- Bryan Jun Pin Koh
Environment & COVID-19
Learn about how a global pandemic completely changed the world's environment.
Over the past year, COVID-19 has devastated communities across the globe, resulting in an immense loss of life, extreme economic hardship, and increasing social unrest. The severity of the pandemic demands that government leaders and healthcare professionals focus their attention on immediate response, relief, and thereafter, recovery. However, these actions have inadvertently impacted another key determinant of public health: the environment.
The effects of lifestyle changes and preventive measures have had a significant impact on single-use plastic production and waste management. On March 4, 2020 Governor Newsom of California issued Executive Order N-54-20, which suspended the state’s plastic bag ban and recycling center regulations for sixty days. The order was issued to minimize risk for essential workers and to limit contact spreading at recycling stations. Although enacted with good intentions, the order caused a shortage of recycled paper bags and a huge demand in virgin plastic production. It is estimated that 1 billion plastic bags, all made with non-recycled content, were distributed in California within the two-month lift on the ban. Additionally, due to the necessity of personal protective equipment such as masks, gloves, and gowns, both health facilities and households have had a surge in waste output. Cities such as Bangkok and Manila have produced 150 tons more of daily medical waste compared to before the pandemic. The surge in plastic and hazardous waste strains the capacity of standardized disposal; lack of manpower, along with infection regulations, restricts collection, recycling, and treatment. Waste produced from the COVID-19 response crowds landfills, leaks into the ocean, and is incorrectly segregated and incinerated, leading to toxic air pollution.
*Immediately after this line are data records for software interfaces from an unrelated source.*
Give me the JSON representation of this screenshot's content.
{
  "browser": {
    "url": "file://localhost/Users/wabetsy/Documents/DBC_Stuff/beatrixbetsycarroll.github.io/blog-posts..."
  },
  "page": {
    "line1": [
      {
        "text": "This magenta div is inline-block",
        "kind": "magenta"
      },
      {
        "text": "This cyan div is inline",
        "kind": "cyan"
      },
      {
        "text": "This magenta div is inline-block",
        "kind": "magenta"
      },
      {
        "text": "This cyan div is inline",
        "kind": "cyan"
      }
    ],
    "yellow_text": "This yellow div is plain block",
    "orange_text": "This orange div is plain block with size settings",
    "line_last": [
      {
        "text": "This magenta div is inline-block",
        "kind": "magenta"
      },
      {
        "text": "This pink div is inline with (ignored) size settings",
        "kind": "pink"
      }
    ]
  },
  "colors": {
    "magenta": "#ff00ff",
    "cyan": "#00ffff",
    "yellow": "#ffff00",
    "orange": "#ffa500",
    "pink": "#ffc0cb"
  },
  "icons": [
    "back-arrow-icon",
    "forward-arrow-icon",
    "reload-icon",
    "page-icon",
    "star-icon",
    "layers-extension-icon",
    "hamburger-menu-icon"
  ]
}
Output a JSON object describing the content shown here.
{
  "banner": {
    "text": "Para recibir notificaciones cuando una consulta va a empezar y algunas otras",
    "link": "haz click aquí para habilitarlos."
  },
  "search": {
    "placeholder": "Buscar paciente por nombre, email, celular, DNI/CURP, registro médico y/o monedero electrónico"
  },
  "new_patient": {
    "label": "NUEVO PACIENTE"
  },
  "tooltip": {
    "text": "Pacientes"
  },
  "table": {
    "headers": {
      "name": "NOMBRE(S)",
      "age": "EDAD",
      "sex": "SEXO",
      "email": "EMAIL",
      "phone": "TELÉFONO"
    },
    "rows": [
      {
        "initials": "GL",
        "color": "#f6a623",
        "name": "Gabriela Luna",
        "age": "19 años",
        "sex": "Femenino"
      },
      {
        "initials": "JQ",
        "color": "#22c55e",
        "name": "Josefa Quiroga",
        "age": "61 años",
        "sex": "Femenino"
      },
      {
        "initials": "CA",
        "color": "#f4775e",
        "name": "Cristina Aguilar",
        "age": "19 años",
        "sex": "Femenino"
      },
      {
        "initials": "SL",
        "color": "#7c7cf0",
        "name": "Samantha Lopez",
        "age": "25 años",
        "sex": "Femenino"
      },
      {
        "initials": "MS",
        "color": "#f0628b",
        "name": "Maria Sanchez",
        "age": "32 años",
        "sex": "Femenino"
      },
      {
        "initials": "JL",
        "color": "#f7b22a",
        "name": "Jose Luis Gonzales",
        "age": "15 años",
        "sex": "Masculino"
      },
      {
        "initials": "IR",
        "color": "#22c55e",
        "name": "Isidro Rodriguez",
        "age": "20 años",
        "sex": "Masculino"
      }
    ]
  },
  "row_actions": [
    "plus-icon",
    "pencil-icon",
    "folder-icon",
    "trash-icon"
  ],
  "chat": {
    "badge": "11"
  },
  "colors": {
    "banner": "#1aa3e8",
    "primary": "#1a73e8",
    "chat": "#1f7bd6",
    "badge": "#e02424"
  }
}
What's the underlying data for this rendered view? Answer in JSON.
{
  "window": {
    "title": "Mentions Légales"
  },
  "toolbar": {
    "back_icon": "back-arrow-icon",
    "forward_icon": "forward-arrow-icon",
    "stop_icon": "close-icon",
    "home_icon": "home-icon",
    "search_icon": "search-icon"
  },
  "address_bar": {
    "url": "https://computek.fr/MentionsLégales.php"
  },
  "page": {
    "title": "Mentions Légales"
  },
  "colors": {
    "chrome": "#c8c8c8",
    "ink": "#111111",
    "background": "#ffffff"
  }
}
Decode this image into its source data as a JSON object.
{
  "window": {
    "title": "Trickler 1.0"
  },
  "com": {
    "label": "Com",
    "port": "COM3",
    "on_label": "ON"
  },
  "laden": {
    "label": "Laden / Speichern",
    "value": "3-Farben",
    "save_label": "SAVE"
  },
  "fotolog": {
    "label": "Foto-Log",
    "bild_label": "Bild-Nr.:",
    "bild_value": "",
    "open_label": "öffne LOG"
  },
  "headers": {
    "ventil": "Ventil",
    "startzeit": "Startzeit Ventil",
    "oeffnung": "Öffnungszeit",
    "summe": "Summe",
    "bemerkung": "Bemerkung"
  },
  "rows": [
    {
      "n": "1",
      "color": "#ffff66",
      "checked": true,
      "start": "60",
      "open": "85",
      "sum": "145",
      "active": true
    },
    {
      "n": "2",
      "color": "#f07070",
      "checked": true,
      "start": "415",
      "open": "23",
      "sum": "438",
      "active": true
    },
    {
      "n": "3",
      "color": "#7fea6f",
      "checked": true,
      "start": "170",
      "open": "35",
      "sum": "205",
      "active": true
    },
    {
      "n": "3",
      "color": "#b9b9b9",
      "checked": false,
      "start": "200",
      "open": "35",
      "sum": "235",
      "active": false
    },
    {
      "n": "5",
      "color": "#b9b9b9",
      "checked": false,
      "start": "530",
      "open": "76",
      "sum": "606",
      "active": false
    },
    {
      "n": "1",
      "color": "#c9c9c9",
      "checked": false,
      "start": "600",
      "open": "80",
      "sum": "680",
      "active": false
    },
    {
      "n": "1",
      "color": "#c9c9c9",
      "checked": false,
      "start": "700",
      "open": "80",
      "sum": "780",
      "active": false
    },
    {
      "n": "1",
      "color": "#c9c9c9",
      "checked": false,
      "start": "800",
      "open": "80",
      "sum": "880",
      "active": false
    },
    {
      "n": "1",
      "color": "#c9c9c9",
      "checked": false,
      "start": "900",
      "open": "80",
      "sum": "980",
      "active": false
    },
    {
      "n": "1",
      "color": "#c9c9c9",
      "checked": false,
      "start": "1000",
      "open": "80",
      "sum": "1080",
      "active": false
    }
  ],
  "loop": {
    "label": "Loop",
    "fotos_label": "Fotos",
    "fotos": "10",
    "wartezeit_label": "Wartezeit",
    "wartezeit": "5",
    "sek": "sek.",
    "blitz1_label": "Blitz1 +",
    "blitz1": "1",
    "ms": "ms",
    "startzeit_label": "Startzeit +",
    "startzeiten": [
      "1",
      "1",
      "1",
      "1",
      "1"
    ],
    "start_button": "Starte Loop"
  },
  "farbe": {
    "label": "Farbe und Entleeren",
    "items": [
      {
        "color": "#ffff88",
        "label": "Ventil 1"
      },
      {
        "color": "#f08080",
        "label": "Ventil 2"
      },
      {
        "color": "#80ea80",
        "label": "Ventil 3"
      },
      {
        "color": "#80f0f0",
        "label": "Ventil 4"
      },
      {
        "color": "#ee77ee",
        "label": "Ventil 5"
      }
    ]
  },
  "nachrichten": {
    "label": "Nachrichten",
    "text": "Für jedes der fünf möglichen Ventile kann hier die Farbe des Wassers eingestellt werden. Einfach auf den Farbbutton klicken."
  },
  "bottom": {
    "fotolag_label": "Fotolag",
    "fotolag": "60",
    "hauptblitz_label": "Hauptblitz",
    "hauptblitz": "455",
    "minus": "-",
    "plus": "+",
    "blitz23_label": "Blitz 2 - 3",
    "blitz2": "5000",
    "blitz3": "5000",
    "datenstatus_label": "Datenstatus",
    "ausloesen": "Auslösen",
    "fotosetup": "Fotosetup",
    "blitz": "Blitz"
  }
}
The economic growth and development of nations have exacerbated the emission of air pollutants. However, according to a study published by the Elsevier Public Health Emergency Collection, the lull in factory production and decrease in vehicle traffic has reduced the amount of greenhouse gas emissions and improved overall environmental air quality. Furthermore, there is an increase in surface water conditions, a decrease in noise pollution, and a decrease in energy consumption. On the surface, it appears that the coronavirus pandemic is indirectly contributing to the United Nations 2030 Sustainable Development Goals. Unfortunately, the progress made is only temporary, and fails to consider the decrease in indoor air quality and a decline in waste recycling. There is also an increase in ecological risk due to plastic production and use of disinfectants. Additionally, once the pandemic is resolved, it is likely that air pollution will worsen, undoing any progress achieved over its course.
COVID-19 has taken an enormous toll on the physical and mental health of society. Although resolving the pandemic must and should be prioritized, it is important not to lose sight of the environmental impact of our daily actions. During quarantine, make an effort to reduce water consumption, reuse or recycle non-biodegradable products, and avoid unnecessary disposable items. Through our collective actions, we can prevent an environmental public health emergency. For environmental news and more ways you can get involved, visit resources such as the National Oceanic and Atmospheric Administration.